When I watch Up and see Carl and Ellie get old together, I have a hard time recovering from the tears. Before his ALS diagnosis, when Ben saw elderly couples holding hands and strolling along, he would always comment that one day we would look like that. When I watch Carl talking to Ellie after she is gone, greeting her photograph and looking at her chair, I see myself and how I still look at Ben’s chair and talk to him, and greet his picture that is my laptop background. I’m not comfortable with this angry phase that I’m experiencing. I prefer to focus on Ellie’s, “My Adventure Book” and revisit the pages of my book that Ben filled with so many memories and much love- even during the ALS days- and know that those pages will never disappear or be erased. Ben and I never talked about what my future would look like without him. On occasion, he would laugh and say that if I ever met anyone else, that he would haunt me like the Grim Grinning Ghosts at Walt Disney World’s Haunted Mansion. We never seriously talked about it. So, I’m on my own trying to carve out a future that gives me joy and honors Ben’s memory. Just like Carl, even though I am struggling with old and new emotions as I move forward, and I need to keep Ben very present, I am filling the pages with new memories.
Up makes me cry a lot, but it is a beautiful film with a lot of hope. The positive perspective it lends to grief and to living with and past a painful loss can help lift you Up!

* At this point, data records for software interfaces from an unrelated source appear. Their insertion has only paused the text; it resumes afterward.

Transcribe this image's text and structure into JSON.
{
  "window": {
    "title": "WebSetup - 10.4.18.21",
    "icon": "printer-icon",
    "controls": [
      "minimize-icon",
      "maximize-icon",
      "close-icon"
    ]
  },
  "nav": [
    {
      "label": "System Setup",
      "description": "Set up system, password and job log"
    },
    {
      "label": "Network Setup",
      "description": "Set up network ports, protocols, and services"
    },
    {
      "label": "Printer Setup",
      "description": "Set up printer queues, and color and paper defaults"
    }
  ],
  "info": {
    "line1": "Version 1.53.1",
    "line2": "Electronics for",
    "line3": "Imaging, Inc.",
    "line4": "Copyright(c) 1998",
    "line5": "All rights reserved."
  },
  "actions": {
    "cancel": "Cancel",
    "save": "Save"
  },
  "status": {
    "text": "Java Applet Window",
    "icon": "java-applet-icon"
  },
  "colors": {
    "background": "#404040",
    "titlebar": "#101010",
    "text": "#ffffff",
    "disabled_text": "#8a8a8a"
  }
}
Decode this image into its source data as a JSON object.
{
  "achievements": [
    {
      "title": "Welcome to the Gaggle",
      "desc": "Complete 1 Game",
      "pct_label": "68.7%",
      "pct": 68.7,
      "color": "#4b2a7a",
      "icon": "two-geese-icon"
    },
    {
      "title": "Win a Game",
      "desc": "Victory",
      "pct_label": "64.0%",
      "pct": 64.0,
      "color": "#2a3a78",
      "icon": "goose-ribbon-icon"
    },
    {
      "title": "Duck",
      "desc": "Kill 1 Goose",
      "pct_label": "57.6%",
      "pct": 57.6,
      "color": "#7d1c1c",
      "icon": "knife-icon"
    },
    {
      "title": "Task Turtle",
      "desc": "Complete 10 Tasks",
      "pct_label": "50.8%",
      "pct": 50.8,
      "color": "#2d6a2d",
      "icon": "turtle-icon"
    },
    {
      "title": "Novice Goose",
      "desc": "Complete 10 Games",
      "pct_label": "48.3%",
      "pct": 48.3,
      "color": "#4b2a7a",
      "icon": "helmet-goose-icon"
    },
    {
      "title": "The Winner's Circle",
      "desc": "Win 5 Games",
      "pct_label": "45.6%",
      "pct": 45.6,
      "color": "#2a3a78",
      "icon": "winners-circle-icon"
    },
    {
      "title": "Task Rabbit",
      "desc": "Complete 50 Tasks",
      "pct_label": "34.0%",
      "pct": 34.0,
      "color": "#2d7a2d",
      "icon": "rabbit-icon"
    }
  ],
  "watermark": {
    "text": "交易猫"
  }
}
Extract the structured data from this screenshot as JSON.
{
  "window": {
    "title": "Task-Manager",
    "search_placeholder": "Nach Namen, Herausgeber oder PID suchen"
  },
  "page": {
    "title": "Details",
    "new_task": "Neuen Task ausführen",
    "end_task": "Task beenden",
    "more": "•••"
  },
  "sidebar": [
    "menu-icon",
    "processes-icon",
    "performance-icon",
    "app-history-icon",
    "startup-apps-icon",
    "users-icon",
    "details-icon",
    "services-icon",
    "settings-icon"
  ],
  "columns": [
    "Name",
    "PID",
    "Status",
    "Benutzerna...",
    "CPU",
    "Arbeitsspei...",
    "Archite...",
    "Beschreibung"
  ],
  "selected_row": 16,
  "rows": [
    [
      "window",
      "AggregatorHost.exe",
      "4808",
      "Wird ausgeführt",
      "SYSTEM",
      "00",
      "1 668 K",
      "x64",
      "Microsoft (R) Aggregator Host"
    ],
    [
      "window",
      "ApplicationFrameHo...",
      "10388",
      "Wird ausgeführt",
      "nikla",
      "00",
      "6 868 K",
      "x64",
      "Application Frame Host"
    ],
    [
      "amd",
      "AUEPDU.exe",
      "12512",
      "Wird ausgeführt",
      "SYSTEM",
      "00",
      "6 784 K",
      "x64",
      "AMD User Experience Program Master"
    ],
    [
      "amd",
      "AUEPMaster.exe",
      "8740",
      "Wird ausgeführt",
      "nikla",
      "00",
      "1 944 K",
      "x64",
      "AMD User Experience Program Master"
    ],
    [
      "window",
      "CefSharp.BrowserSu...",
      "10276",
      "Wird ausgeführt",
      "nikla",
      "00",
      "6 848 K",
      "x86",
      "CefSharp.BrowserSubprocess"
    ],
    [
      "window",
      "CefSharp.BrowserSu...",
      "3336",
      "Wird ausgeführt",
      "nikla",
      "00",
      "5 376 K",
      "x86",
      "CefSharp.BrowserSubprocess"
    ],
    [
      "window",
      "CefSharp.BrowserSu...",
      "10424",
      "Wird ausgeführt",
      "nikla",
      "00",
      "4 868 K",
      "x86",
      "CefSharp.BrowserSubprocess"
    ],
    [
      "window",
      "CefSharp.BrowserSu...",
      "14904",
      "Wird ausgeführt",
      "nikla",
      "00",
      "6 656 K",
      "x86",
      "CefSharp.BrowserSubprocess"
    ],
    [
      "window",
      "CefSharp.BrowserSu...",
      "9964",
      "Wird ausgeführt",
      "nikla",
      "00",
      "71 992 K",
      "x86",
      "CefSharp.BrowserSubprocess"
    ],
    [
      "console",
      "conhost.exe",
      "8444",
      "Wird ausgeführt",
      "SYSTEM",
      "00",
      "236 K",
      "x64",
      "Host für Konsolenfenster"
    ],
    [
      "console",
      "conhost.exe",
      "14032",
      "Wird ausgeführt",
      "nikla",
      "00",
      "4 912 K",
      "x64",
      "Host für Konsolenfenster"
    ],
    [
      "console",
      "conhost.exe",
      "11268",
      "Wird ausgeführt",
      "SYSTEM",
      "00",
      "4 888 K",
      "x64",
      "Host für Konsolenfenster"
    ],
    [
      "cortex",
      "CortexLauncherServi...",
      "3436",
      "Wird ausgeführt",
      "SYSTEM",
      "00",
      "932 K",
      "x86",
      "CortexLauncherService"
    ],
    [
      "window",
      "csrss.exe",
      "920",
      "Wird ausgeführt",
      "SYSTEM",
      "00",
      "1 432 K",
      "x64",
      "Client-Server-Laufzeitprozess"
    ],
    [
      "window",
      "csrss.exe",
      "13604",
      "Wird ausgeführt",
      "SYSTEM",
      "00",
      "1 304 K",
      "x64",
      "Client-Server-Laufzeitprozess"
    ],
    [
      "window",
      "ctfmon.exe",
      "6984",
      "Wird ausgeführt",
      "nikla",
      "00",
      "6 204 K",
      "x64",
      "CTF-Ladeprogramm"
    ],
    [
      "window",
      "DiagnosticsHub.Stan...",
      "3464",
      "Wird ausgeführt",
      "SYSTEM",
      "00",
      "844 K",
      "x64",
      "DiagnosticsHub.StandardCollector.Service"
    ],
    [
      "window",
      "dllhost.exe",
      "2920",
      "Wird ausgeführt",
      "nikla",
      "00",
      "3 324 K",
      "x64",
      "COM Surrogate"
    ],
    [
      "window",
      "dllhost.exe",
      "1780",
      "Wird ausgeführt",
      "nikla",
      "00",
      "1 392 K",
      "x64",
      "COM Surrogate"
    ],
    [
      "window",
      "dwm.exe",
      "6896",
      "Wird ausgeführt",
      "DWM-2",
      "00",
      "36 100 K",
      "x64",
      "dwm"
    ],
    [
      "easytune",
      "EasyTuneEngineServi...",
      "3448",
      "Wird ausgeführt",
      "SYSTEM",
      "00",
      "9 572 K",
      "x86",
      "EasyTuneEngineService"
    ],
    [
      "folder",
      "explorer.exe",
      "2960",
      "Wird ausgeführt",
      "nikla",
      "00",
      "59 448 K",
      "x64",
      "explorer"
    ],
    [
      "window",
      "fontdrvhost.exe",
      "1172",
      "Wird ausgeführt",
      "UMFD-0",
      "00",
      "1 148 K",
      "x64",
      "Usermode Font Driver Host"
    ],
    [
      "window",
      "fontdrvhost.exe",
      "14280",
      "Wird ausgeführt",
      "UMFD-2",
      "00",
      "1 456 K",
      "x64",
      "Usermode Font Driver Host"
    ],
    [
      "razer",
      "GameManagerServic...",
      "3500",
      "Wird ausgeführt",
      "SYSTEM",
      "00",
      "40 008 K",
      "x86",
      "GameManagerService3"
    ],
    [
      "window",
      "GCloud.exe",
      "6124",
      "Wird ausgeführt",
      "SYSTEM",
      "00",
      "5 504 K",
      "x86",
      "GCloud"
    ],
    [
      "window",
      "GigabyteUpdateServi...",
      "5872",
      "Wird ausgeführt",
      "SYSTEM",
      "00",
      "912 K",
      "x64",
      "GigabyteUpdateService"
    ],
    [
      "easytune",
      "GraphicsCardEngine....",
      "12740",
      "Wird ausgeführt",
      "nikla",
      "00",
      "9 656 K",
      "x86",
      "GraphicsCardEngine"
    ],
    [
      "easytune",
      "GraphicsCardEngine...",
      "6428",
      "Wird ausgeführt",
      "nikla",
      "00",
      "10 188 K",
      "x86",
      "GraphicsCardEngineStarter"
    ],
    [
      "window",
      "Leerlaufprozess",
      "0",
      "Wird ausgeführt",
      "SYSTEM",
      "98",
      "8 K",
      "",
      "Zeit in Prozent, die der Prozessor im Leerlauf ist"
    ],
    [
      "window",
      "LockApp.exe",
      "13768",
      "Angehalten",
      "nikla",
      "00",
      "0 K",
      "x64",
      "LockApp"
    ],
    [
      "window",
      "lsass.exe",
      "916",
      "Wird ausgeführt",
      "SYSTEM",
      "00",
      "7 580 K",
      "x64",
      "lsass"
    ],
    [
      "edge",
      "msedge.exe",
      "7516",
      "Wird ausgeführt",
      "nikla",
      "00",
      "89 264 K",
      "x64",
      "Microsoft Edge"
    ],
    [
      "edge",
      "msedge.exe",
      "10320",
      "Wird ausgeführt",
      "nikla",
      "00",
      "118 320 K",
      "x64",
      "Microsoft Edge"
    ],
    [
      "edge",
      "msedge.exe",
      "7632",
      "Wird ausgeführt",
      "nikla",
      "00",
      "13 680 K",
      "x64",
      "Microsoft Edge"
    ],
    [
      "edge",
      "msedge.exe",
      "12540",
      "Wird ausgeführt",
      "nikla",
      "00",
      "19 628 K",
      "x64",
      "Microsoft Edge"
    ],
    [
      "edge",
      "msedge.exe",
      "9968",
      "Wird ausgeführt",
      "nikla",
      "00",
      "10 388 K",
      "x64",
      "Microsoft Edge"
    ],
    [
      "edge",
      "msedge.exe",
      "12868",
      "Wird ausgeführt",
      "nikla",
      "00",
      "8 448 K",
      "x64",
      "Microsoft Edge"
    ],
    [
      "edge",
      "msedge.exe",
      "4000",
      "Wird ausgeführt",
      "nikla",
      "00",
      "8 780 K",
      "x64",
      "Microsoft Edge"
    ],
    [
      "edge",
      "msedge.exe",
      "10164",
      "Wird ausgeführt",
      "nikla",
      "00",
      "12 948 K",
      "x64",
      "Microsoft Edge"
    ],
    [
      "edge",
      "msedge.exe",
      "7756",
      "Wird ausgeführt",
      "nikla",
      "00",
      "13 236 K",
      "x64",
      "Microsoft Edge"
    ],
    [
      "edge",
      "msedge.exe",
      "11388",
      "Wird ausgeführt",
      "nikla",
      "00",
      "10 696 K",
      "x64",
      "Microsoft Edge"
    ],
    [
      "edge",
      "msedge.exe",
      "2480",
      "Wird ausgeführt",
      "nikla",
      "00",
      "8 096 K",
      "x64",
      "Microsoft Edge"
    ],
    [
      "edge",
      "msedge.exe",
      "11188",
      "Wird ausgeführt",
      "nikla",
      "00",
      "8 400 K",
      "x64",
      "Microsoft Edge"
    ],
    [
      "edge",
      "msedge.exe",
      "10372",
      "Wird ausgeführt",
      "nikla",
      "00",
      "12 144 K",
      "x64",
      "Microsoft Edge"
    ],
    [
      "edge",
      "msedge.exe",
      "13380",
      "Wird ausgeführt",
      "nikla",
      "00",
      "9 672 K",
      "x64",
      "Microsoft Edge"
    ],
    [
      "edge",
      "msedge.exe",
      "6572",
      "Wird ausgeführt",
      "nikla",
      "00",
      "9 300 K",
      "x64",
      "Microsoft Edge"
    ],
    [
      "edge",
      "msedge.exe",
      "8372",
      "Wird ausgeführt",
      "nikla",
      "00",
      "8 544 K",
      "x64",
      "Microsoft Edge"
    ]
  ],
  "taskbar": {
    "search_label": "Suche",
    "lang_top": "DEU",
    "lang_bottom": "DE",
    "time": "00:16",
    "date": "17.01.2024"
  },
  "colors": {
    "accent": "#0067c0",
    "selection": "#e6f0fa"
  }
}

I also recommend the Georgia Aquarium and its encounter programs. It may not have a castle, but it is a magical place!